| RAW DATA |
* * * *
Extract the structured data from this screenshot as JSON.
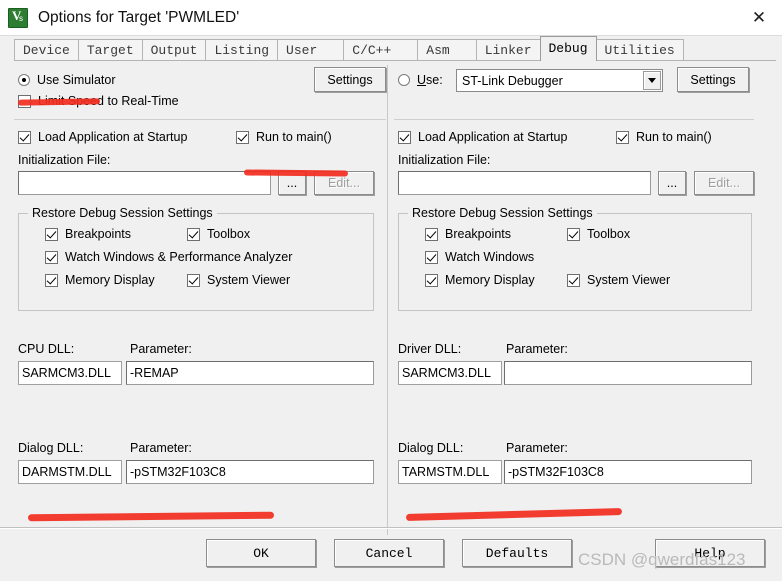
{
  "window": {
    "title": "Options for Target 'PWMLED'",
    "icon": "keil-uvision-icon",
    "close_label": "✕"
  },
  "tabs": [
    {
      "label": "Device",
      "active": false
    },
    {
      "label": "Target",
      "active": false
    },
    {
      "label": "Output",
      "active": false
    },
    {
      "label": "Listing",
      "active": false
    },
    {
      "label": "User",
      "active": false
    },
    {
      "label": "C/C++",
      "active": false
    },
    {
      "label": "Asm",
      "active": false
    },
    {
      "label": "Linker",
      "active": false
    },
    {
      "label": "Debug",
      "active": true
    },
    {
      "label": "Utilities",
      "active": false
    }
  ],
  "left": {
    "use_simulator_label": "Use Simulator",
    "use_simulator_checked": true,
    "settings_label": "Settings",
    "limit_speed_label": "Limit Speed to Real-Time",
    "limit_speed_checked": false,
    "load_app_label": "Load Application at Startup",
    "load_app_checked": true,
    "run_to_main_label": "Run to main()",
    "run_to_main_checked": true,
    "init_file_label": "Initialization File:",
    "init_file_value": "",
    "browse_label": "...",
    "edit_label": "Edit...",
    "restore_group_title": "Restore Debug Session Settings",
    "restore_items": [
      {
        "label": "Breakpoints",
        "checked": true
      },
      {
        "label": "Toolbox",
        "checked": true
      },
      {
        "label": "Watch Windows & Performance Analyzer",
        "checked": true
      },
      {
        "label": "Memory Display",
        "checked": true
      },
      {
        "label": "System Viewer",
        "checked": true
      }
    ],
    "cpu_dll_label": "CPU DLL:",
    "cpu_dll_value": "SARMCM3.DLL",
    "cpu_param_label": "Parameter:",
    "cpu_param_value": "-REMAP",
    "dialog_dll_label": "Dialog DLL:",
    "dialog_dll_value": "DARMSTM.DLL",
    "dialog_param_label": "Parameter:",
    "dialog_param_value": "-pSTM32F103C8"
  },
  "right": {
    "use_label": "Use:",
    "use_checked": false,
    "debugger_value": "ST-Link Debugger",
    "settings_label": "Settings",
    "load_app_label": "Load Application at Startup",
    "load_app_checked": true,
    "run_to_main_label": "Run to main()",
    "run_to_main_checked": true,
    "init_file_label": "Initialization File:",
    "init_file_value": "",
    "browse_label": "...",
    "edit_label": "Edit...",
    "restore_group_title": "Restore Debug Session Settings",
    "restore_items": [
      {
        "label": "Breakpoints",
        "checked": true
      },
      {
        "label": "Toolbox",
        "checked": true
      },
      {
        "label": "Watch Windows",
        "checked": true
      },
      {
        "label": "Memory Display",
        "checked": true
      },
      {
        "label": "System Viewer",
        "checked": true
      }
    ],
    "driver_dll_label": "Driver DLL:",
    "driver_dll_value": "SARMCM3.DLL",
    "driver_param_label": "Parameter:",
    "driver_param_value": "",
    "dialog_dll_label": "Dialog DLL:",
    "dialog_dll_value": "TARMSTM.DLL",
    "dialog_param_label": "Parameter:",
    "dialog_param_value": "-pSTM32F103C8"
  },
  "footer": {
    "ok_label": "OK",
    "cancel_label": "Cancel",
    "defaults_label": "Defaults",
    "help_label": "Help"
  },
  "watermark": {
    "text": "CSDN @qwerdfas123"
  },
  "annotation_color": "#f22c1e"
}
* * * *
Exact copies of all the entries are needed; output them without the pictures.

Extract the structured data from this screenshot as JSON.
{
  "window": {
    "title": "Options for Target 'PWMLED'",
    "icon": "keil-uvision-icon",
    "close_label": "✕"
  },
  "tabs": [
    {
      "label": "Device",
      "active": false
    },
    {
      "label": "Target",
      "active": false
    },
    {
      "label": "Output",
      "active": false
    },
    {
      "label": "Listing",
      "active": false
    },
    {
      "label": "User",
      "active": false
    },
    {
      "label": "C/C++",
      "active": false
    },
    {
      "label": "Asm",
      "active": false
    },
    {
      "label": "Linker",
      "active": false
    },
    {
      "label": "Debug",
      "active": true
    },
    {
      "label": "Utilities",
      "active": false
    }
  ],
  "left": {
    "use_simulator_label": "Use Simulator",
    "use_simulator_checked": true,
    "settings_label": "Settings",
    "limit_speed_label": "Limit Speed to Real-Time",
    "limit_speed_checked": false,
    "load_app_label": "Load Application at Startup",
    "load_app_checked": true,
    "run_to_main_label": "Run to main()",
    "run_to_main_checked": true,
    "init_file_label": "Initialization File:",
    "init_file_value": "",
    "browse_label": "...",
    "edit_label": "Edit...",
    "restore_group_title": "Restore Debug Session Settings",
    "restore_items": [
      {
        "label": "Breakpoints",
        "checked": true
      },
      {
        "label": "Toolbox",
        "checked": true
      },
      {
        "label": "Watch Windows & Performance Analyzer",
        "checked": true
      },
      {
        "label": "Memory Display",
        "checked": true
      },
      {
        "label": "System Viewer",
        "checked": true
      }
    ],
    "cpu_dll_label": "CPU DLL:",
    "cpu_dll_value": "SARMCM3.DLL",
    "cpu_param_label": "Parameter:",
    "cpu_param_value": "-REMAP",
    "dialog_dll_label": "Dialog DLL:",
    "dialog_dll_value": "DARMSTM.DLL",
    "dialog_param_label": "Parameter:",
    "dialog_param_value": "-pSTM32F103C8"
  },
  "right": {
    "use_label": "Use:",
    "use_checked": false,
    "debugger_value": "ST-Link Debugger",
    "settings_label": "Settings",
    "load_app_label": "Load Application at Startup",
    "load_app_checked": true,
    "run_to_main_label": "Run to main()",
    "run_to_main_checked": true,
    "init_file_label": "Initialization File:",
    "init_file_value": "",
    "browse_label": "...",
    "edit_label": "Edit...",
    "restore_group_title": "Restore Debug Session Settings",
    "restore_items": [
      {
        "label": "Breakpoints",
        "checked": true
      },
      {
        "label": "Toolbox",
        "checked": true
      },
      {
        "label": "Watch Windows",
        "checked": true
      },
      {
        "label": "Memory Display",
        "checked": true
      },
      {
        "label": "System Viewer",
        "checked": true
      }
    ],
    "driver_dll_label": "Driver DLL:",
    "driver_dll_value": "SARMCM3.DLL",
    "driver_param_label": "Parameter:",
    "driver_param_value": "",
    "dialog_dll_label": "Dialog DLL:",
    "dialog_dll_value": "TARMSTM.DLL",
    "dialog_param_label": "Parameter:",
    "dialog_param_value": "-pSTM32F103C8"
  },
  "footer": {
    "ok_label": "OK",
    "cancel_label": "Cancel",
    "defaults_label": "Defaults",
    "help_label": "Help"
  },
  "watermark": {
    "text": "CSDN @qwerdfas123"
  },
  "annotation_color": "#f22c1e"
}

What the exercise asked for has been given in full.